Peloton sues rival Echelon for patent infringement, Facebook awarded costs in targeted ads suit, and more top stories.
The patent-related news IP professionals are talking about now, curated by InQuartik’s editors. Join the conversation about today’s stories in the comments.
The fitness startup Peloton has filed a patent infringement suit against its rival Echelon, accusing the latter of flooding the market with “cheap, copycat products”. The lawsuit comes just a few days after the New York-based startup made its stock market debut with a drop from $29 a share to less than $23. The complaint revolves around two patents related to live and recorded cycling class broadcasting, as well as the companion fitness app’s features that both vendors provide as part of their training programs.

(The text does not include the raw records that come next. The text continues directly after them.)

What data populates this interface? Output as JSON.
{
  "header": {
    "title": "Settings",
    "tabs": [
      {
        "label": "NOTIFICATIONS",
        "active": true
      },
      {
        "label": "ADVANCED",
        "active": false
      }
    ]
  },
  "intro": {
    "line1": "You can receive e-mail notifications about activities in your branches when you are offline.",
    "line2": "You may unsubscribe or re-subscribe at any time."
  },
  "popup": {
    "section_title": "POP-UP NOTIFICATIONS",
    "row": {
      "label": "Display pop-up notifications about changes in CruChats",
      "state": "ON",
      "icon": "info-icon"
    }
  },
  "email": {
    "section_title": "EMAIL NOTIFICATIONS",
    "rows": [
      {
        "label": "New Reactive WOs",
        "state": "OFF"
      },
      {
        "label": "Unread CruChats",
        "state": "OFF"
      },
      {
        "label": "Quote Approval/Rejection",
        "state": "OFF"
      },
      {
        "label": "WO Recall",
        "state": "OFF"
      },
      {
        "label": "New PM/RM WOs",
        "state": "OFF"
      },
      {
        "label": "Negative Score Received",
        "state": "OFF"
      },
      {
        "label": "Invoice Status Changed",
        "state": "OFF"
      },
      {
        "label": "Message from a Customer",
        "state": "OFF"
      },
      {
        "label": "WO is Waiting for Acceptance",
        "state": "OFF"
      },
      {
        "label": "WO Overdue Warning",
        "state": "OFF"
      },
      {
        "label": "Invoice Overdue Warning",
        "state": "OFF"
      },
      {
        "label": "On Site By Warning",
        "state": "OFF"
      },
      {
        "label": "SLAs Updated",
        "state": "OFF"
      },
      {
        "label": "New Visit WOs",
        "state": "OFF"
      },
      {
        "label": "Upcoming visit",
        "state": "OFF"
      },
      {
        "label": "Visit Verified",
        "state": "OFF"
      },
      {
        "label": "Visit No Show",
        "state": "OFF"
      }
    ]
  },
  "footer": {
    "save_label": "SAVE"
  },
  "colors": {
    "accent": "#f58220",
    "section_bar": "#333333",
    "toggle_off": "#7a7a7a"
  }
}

Peloton has also accused Echelon of relying on misleading marketing tactics to attract and ultimately lure customers away. • Read the full story.
The PTAB has invalidated a third NASDAQ patent after finding all of its 49 claims to be directed — under Alice — to abstract ideas. The document, which covers electronic-based security trading technology, is part of a pool of six that the financial services corporation enforced against MIAX (Miami International Securities Exchange), a member of the Miami International Holdings group that operates in the same industry. Two of the patents had already been axed earlier last week, while the remaining three are still being examined. • Read the full story.
Apple has countersued the patent assertion entity that accused it of infringing a patent related to the QWERTY keyboard adaptation for handheld use last June. Apple’s main defense relates to the modifications that were made by the original inventor after the application was rejected, back in 2003. Additionally, the tech giant stated that the actual operation on the devices equipped with the technology — iPhones and iPads — is entirely different from what it’s disclosed in the patent. Besides Apple, other big-name tech companies that were cited in June’s complaint are Google, Samsung, and Asus. • Read the full story.
Facebook was declared as ”prevailing party” in the infringement case started by B.E. Technology over a patent covering targeted ad technology. The lawsuit costs — US$4,000 — were awarded to the social media giant after the PTAB found the claims to be unpatentable. B.E., however, appealed the costs award to the Federal Circuit, which ultimately upheld the decision this week. The case, which dates back to 2012, involved several tech corporations that rely on advertisement, including Facebook itself. Their defense revolved around earlier patents related to demographically targeted advertising. • Read the full story.
Apple has been accused of patent infringement over its “Sign in with Apple” feature by Blix, a small software development house that in 2015 launched the popular BlueMail email client. In particular, the complaint focuses on a feature that allows users to generate random email addresses, functionality that is also found in Apple’s new sign-in system. According to the startup, Apple deliberately tried to hurt the BlueMail app distribution on the App Store right before introducing its redesigned sign-in system, leading to an antitrust violations accusation in addition to patent infringement. • Read the full story.
Nokia has declared more than 2,000 patent families as 5G Standard Essential Patents (SEPs) to the European Telecommunications Standards Institute (ETSI). The large declaration comes just one year after the company started submitting its first declarations for the new standard, and brings the number of SEPs in the company’s portfolio to over 2,700. The 2,000th declared family (patent US9338785B2) covers a technology that provides network resources for smartphones, industrial devices and other equipment at shorter latency, increased reliability and higher throughput. • Read the full story.